> **ABOUT THIS EXERCISE**:
Return each entry exactly, omitting nothing.

> **RECORDS TO USE**:
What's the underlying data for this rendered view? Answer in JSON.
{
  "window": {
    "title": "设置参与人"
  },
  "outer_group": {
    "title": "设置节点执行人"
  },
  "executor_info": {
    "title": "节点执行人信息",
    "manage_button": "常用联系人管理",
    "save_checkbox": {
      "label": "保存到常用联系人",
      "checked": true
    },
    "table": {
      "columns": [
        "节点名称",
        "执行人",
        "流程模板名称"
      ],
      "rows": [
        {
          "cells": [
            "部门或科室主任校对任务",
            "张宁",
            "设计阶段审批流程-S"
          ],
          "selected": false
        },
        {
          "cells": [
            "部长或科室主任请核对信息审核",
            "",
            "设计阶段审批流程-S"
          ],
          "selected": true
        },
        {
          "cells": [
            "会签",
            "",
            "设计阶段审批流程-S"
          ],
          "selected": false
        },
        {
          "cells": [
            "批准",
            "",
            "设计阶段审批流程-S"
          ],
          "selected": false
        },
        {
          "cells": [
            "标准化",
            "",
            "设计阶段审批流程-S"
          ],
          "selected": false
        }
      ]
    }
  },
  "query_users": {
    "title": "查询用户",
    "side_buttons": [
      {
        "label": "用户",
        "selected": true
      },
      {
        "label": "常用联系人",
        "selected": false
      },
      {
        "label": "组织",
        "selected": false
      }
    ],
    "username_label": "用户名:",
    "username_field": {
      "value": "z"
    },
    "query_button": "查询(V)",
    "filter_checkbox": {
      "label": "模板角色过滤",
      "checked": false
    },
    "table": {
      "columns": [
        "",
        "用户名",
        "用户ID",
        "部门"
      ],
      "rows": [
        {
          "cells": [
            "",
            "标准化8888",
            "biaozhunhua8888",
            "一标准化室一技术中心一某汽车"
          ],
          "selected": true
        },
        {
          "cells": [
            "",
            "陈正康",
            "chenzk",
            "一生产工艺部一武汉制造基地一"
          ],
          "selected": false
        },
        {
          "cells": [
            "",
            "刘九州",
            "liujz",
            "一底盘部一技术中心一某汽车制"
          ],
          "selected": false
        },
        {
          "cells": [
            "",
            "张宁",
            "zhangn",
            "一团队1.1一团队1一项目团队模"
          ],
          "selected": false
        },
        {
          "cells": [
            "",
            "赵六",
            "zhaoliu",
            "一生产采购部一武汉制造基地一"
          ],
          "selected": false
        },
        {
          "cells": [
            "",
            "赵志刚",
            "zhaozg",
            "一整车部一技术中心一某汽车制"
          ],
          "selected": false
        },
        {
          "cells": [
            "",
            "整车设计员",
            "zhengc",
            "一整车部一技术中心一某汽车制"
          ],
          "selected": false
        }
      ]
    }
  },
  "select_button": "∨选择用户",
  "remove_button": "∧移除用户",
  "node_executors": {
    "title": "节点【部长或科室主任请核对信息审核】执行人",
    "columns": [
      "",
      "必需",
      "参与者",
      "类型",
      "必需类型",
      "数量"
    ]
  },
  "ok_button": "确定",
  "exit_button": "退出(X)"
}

> **TASK SOLUTION**:
What's the underlying data for this rendered view? Answer in JSON.
{
  "window": {
    "title": "设置参与人"
  },
  "outer_group": {
    "title": "设置节点执行人"
  },
  "executor_info": {
    "title": "节点执行人信息",
    "manage_button": "常用联系人管理",
    "save_checkbox": {
      "label": "保存到常用联系人",
      "checked": true
    },
    "table": {
      "columns": [
        "节点名称",
        "执行人",
        "流程模板名称"
      ],
      "rows": [
        {
          "cells": [
            "部门或科室主任校对任务",
            "张宁",
            "设计阶段审批流程-S"
          ],
          "selected": false
        },
        {
          "cells": [
            "部长或科室主任请核对信息审核",
            "",
            "设计阶段审批流程-S"
          ],
          "selected": true
        },
        {
          "cells": [
            "会签",
            "",
            "设计阶段审批流程-S"
          ],
          "selected": false
        },
        {
          "cells": [
            "批准",
            "",
            "设计阶段审批流程-S"
          ],
          "selected": false
        },
        {
          "cells": [
            "标准化",
            "",
            "设计阶段审批流程-S"
          ],
          "selected": false
        }
      ]
    }
  },
  "query_users": {
    "title": "查询用户",
    "side_buttons": [
      {
        "label": "用户",
        "selected": true
      },
      {
        "label": "常用联系人",
        "selected": false
      },
      {
        "label": "组织",
        "selected": false
      }
    ],
    "username_label": "用户名:",
    "username_field": {
      "value": "z"
    },
    "query_button": "查询(V)",
    "filter_checkbox": {
      "label": "模板角色过滤",
      "checked": false
    },
    "table": {
      "columns": [
        "",
        "用户名",
        "用户ID",
        "部门"
      ],
      "rows": [
        {
          "cells": [
            "",
            "标准化8888",
            "biaozhunhua8888",
            "一标准化室一技术中心一某汽车"
          ],
          "selected": true
        },
        {
          "cells": [
            "",
            "陈正康",
            "chenzk",
            "一生产工艺部一武汉制造基地一"
          ],
          "selected": false
        },
        {
          "cells": [
            "",
            "刘九州",
            "liujz",
            "一底盘部一技术中心一某汽车制"
          ],
          "selected": false
        },
        {
          "cells": [
            "",
            "张宁",
            "zhangn",
            "一团队1.1一团队1一项目团队模"
          ],
          "selected": false
        },
        {
          "cells": [
            "",
            "赵六",
            "zhaoliu",
            "一生产采购部一武汉制造基地一"
          ],
          "selected": false
        },
        {
          "cells": [
            "",
            "赵志刚",
            "zhaozg",
            "一整车部一技术中心一某汽车制"
          ],
          "selected": false
        },
        {
          "cells": [
            "",
            "整车设计员",
            "zhengc",
            "一整车部一技术中心一某汽车制"
          ],
          "selected": false
        }
      ]
    }
  },
  "select_button": "∨选择用户",
  "remove_button": "∧移除用户",
  "node_executors": {
    "title": "节点【部长或科室主任请核对信息审核】执行人",
    "columns": [
      "",
      "必需",
      "参与者",
      "类型",
      "必需类型",
      "数量"
    ]
  },
  "ok_button": "确定",
  "exit_button": "退出(X)"
}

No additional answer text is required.